:: ABOUT THIS EXERCISE ::
Check each line of the listing for the word "indexing" and report the ones that have it.

:: DATA EXTRACT ::
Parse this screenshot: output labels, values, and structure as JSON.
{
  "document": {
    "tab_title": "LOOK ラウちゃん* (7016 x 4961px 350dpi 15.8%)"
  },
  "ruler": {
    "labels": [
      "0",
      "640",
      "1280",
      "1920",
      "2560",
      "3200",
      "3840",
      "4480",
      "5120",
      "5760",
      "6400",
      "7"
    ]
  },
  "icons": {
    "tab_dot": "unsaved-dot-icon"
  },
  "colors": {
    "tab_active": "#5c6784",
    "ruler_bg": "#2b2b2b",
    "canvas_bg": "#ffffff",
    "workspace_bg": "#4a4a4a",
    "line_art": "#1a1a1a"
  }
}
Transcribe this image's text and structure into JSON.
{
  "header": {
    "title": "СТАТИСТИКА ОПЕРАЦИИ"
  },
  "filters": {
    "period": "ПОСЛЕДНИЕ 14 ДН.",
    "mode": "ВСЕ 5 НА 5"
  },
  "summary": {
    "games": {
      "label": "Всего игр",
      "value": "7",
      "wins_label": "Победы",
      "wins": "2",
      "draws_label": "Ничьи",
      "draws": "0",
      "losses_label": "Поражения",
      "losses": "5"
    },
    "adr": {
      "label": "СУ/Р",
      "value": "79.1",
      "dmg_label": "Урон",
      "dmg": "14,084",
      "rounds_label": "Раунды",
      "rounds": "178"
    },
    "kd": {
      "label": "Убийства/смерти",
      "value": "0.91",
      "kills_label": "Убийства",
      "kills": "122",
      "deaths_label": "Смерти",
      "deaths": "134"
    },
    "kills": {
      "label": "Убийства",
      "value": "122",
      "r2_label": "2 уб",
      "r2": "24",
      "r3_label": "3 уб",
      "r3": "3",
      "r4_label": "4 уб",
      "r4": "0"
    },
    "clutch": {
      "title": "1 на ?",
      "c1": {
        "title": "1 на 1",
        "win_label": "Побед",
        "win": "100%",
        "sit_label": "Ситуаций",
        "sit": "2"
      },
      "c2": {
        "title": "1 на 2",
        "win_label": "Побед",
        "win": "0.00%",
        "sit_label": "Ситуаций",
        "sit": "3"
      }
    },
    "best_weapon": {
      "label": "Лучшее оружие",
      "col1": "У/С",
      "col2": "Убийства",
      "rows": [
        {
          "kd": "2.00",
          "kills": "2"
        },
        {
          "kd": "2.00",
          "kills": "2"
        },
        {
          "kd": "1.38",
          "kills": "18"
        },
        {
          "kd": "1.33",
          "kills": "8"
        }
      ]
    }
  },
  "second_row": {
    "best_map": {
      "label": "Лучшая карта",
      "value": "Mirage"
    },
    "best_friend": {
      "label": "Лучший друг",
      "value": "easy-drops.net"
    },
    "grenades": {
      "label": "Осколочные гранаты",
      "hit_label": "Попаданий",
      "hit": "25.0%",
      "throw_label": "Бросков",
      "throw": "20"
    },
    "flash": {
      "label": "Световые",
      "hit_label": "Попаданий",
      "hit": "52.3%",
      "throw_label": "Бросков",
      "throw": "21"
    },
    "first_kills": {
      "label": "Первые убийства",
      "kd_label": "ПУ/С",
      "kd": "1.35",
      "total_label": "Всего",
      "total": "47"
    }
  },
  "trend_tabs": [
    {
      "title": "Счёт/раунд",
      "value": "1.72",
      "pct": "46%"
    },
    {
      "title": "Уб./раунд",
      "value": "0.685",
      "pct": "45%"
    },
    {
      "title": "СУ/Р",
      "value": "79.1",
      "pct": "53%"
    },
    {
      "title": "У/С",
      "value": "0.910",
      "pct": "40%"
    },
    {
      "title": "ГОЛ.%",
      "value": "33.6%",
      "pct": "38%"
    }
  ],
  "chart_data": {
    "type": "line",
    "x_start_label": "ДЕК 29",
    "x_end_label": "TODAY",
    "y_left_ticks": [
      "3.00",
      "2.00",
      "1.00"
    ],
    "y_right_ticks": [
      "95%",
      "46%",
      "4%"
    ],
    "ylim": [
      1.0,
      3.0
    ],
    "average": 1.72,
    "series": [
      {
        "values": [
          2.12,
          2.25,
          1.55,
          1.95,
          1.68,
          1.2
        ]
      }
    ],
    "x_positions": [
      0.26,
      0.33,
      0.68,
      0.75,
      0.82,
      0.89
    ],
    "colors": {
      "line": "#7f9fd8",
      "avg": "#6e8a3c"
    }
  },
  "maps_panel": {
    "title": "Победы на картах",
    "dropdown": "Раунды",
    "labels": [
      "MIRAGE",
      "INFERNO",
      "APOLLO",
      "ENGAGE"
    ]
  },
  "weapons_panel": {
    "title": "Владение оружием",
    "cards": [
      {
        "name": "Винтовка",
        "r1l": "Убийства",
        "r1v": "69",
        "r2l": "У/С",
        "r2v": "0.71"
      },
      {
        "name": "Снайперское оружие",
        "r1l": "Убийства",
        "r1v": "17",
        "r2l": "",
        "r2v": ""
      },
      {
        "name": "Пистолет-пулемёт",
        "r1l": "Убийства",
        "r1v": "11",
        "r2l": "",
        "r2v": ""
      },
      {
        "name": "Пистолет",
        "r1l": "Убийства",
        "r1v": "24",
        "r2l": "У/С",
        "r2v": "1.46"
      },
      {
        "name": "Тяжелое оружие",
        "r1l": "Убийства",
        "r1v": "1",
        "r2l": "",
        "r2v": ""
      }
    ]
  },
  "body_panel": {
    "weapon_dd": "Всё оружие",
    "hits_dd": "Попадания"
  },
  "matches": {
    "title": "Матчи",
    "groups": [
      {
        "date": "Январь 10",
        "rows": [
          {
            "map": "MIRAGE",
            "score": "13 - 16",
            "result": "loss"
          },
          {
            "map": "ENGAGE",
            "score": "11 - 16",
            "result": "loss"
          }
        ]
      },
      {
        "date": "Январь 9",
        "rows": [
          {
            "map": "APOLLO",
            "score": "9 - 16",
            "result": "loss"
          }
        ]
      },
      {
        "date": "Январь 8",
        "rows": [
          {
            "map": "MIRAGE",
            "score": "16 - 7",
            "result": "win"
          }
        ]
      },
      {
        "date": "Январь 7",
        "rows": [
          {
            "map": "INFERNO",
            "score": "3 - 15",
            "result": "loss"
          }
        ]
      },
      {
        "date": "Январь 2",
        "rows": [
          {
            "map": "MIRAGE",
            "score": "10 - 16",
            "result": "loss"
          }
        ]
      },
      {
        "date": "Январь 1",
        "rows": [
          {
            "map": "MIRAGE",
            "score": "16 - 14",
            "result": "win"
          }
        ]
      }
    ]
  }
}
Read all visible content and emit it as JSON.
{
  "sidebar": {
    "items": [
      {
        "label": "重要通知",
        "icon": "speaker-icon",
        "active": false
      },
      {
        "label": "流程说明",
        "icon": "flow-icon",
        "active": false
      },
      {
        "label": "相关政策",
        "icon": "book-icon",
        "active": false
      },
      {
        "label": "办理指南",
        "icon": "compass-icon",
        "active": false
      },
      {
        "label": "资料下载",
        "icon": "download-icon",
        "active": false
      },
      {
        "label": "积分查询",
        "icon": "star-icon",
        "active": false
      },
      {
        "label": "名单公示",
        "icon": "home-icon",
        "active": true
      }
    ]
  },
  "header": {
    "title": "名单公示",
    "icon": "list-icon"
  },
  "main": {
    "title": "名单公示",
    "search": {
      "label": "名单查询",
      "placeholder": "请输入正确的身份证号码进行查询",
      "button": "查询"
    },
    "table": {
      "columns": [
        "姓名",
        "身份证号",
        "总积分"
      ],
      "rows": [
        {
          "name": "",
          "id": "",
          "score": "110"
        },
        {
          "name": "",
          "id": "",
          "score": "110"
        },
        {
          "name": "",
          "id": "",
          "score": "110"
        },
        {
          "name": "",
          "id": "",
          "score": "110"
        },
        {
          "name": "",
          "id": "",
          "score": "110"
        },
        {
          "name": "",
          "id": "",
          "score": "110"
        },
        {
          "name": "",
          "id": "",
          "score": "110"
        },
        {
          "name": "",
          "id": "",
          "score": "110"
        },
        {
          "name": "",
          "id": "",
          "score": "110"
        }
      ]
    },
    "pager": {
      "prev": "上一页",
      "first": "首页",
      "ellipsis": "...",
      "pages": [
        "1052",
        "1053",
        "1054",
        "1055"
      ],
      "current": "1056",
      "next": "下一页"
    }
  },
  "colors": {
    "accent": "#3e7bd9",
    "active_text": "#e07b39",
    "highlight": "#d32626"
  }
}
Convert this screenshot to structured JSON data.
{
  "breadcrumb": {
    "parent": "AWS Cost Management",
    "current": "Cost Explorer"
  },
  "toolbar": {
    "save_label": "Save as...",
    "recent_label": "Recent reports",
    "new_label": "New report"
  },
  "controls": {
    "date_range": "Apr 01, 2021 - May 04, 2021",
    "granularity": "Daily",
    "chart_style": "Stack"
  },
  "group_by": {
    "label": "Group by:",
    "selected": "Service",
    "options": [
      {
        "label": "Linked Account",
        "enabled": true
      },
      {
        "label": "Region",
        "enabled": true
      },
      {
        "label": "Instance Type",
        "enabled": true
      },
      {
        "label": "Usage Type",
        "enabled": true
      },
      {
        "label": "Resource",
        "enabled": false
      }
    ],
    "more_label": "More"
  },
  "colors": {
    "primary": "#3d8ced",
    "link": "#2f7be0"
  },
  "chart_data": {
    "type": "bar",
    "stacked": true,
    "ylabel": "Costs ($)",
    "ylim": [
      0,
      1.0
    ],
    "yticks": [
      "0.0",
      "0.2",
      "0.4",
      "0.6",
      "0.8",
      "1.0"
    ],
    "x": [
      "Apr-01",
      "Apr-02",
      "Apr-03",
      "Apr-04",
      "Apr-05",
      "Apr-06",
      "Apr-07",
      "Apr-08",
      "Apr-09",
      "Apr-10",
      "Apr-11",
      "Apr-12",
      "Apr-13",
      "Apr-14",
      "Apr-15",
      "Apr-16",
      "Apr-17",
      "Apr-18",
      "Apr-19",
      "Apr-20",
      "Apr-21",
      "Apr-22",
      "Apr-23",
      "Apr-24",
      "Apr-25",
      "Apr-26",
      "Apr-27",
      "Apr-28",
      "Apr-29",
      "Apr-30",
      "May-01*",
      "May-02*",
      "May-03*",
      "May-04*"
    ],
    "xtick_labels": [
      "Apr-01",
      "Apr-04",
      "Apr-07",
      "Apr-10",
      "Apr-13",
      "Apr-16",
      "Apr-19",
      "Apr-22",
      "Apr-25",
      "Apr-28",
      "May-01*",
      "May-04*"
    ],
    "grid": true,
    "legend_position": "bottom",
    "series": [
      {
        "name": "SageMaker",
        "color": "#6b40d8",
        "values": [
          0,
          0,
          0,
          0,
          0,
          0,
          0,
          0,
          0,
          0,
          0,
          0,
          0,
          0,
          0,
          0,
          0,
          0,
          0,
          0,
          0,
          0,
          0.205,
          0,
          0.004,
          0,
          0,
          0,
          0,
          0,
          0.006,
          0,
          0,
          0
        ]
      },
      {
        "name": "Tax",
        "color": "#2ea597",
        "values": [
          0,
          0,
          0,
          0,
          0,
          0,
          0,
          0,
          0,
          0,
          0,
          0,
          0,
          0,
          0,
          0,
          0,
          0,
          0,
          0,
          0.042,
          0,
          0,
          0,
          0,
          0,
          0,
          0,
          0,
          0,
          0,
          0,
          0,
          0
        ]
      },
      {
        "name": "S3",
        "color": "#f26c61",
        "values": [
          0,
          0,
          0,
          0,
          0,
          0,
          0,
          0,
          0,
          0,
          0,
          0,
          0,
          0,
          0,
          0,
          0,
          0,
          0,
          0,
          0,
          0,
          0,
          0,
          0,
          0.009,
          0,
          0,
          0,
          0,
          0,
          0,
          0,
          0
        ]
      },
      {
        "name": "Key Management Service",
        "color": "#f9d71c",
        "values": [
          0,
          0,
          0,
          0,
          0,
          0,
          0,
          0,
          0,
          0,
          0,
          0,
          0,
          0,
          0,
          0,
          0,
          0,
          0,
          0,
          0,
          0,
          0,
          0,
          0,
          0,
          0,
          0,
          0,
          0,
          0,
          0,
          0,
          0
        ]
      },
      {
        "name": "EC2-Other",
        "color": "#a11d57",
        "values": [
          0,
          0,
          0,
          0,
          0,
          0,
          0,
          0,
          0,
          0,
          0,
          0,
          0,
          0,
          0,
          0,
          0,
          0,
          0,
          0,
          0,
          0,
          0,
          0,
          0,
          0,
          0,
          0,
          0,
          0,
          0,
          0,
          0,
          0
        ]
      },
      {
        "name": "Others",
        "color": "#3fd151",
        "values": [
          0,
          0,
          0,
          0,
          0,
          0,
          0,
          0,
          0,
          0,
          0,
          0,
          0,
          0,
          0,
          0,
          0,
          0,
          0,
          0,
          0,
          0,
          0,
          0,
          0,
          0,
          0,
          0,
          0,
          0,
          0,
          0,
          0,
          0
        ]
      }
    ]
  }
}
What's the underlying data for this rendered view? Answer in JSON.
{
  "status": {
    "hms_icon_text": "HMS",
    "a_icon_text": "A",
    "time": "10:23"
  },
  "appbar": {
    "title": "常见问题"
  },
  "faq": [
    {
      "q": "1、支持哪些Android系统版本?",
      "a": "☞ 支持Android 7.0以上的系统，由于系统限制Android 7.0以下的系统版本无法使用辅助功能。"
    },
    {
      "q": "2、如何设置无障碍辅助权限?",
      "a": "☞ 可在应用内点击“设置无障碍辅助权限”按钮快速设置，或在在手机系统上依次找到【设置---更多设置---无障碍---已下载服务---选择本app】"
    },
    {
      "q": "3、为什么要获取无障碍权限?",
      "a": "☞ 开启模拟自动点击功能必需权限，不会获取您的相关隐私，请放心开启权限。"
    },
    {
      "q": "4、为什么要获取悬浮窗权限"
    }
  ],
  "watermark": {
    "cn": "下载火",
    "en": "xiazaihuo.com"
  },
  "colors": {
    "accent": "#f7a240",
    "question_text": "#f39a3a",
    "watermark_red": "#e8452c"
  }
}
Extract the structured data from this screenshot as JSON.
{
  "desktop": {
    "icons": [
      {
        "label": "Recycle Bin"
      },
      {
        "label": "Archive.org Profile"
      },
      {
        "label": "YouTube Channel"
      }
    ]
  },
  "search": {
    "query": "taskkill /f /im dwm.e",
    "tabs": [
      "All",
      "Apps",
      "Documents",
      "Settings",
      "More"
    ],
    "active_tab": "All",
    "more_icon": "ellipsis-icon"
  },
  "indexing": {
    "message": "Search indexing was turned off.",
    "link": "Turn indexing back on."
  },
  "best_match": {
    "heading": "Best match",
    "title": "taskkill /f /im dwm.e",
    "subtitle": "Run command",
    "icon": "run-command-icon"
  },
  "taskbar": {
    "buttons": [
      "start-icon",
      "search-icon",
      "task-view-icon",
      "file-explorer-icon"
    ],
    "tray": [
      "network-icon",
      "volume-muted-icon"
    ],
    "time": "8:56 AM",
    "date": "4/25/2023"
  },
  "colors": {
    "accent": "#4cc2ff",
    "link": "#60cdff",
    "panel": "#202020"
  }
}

:: COMPLETED TASK ::
  "indexing": {
    "message": "Search indexing was turned off.",
    "link": "Turn indexing back on."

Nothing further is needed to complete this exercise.